SGI/Rackable Walks away from a PFLOP deal. No, this is actually good news.
I was half way through this weeks column when I noticed Rumor SGI Terminates PFLOPS Deal and then I read The Business Side of HPC on Joe Landman’s blog. I need to chime in on this story.
In case you did not read about it, I’ll summarize the reported rumor. If you recall, old SGI is gone. Rackable systems bought some of the assets, but as a legal entity SGI is history. While it was alive, however, it signed a deal with the National Science Foundation and the Pittsburgh Supercomputer Center to deliver a 1 PFLOPS (1×10^15 Floating Point Operations per Second) system for $30 million. The new SGI/Rackable is under no obligation to honor the deal and it is rumored that they have decided to walk away.
Most people may find this incredibly hard to believe, but there is one big reason you walk away from a deal — if you will lose money. And, if you do some math, you will find that price works out to $33 per GFLOP. As someone who specializes in cheapskate supercomputing, that is a too good to be true deal — kind of like finding a gas station selling gas at $1/gallon. Of course, you have to wonder how long that gas station or computer company would stay in business. Oh wait, old SGI is out of business.
One also must ask, why sell so cheap? The answer takes a little explaining, but basically, there is a lot of “buying business” at the high end of the HPC market. I like to call it “buying a press release”, but the idea is the same. In addition, there is what I call a tradition of “give us a gift” mentality at many educational and government institutions.

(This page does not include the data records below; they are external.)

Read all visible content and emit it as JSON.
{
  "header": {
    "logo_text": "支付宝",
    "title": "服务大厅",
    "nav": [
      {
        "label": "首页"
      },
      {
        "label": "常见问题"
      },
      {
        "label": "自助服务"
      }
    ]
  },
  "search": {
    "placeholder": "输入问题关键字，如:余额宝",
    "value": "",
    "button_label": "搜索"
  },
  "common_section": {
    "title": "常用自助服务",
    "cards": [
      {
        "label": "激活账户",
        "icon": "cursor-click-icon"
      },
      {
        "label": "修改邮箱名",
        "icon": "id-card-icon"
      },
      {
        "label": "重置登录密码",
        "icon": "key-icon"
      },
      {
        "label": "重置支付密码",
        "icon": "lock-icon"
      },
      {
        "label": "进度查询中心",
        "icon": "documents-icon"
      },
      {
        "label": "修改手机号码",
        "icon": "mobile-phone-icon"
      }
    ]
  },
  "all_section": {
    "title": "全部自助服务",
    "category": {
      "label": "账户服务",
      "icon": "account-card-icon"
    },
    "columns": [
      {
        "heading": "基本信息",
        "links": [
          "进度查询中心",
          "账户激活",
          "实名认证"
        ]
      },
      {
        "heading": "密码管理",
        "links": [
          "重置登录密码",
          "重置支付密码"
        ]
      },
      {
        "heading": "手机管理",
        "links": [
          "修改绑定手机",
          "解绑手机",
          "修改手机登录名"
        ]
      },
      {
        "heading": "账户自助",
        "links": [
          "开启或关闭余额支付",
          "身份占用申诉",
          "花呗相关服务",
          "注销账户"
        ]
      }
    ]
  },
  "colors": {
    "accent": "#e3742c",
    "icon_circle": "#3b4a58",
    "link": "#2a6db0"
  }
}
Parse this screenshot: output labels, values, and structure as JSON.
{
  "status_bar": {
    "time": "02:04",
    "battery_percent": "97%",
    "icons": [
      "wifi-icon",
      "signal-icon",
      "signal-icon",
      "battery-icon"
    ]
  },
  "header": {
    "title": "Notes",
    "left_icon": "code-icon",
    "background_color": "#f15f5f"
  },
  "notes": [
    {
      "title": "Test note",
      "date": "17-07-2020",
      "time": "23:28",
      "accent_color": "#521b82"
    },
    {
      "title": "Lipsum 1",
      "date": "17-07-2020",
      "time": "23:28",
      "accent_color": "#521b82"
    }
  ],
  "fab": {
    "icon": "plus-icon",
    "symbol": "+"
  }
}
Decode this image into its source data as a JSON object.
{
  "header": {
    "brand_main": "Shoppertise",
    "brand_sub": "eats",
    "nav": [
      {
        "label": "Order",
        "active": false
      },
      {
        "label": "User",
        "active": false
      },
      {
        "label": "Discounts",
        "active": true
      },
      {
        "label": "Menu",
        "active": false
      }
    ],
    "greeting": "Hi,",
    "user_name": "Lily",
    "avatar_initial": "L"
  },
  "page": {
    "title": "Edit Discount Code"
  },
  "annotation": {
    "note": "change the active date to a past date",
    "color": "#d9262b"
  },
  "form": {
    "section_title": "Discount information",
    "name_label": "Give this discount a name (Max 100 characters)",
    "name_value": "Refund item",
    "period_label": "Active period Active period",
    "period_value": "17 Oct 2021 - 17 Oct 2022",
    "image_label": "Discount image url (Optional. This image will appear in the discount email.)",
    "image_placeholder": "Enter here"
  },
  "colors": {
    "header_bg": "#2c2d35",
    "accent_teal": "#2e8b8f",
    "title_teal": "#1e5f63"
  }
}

In the past, I have personally seen RFPs for systems that were asking for “below market pricing.” It was an obvious ploy to see if they could get a company or two to give them a cluster in return for all the HPC good will they capble of producing. The vendor gets prestige, placement on the Top500, and of course copious press releases. In a way, I can’t blame the institutions for trying this. After all, if all the vendors say “No thanks” then they have to rework their RFP and live with the fact that they were not as important as they thought. In addition, in years past when margins on big iron supercomputers were large, many non-commercial institutions were used to seeing huge discounts from the vendors who, by the way, still made money.
For those institutions that still want to play “squeeze the vendor for a gift”, I have this to say. Be careful. You are playing a rather poor end game. Going back to our gas station analogy, if everyone goes for the $1/gallon station, then very soon the other gas stations go out of business, then when the “gas gift” comes to an end because no one can loose money forever, leaving you with no gas. I have offered a similar invitation last year when I went on a rant about cluster vendors. There are vendors who really help move the market and community forward and then there are those who want to sell you cheap hardware. The vendors you choose will have a big impact on the future of this market. And, for those who want to spout off “let the market decide” tripe, remember HPC is specialized niche. If you squash all the good companies who provide good products and services, which usually cost more, in favor of cheap hardware, you may find yourself wanting in few years.
On the other side of fence are the vendors who believe that “buying business” is a good idea. I suppose that it is a kind of loss leader mentality. If we get this system in, then we can sell them more at a higher prices. Or perhaps, it is that placement on the Top500 list that interests you. Guess what, I have a little secret, inside the cases, it is pretty much all the same stuff. If you want to differentiate, add value, not discounts. Oh and those Top500 press releases, everybody has them now. No big deal.
In closing, I would like to congratulate, SGI/Rackable CEO Mark Barrenechea for “just saying No”, if the rumor is true. I hope others follow his lead. As for PSC and the NSF, look, I will still love you if you have less than 1 PFLOP. After all, there is still work to be done.
Douglas Eadline is the Senior HPC Editor for Linux Magazine.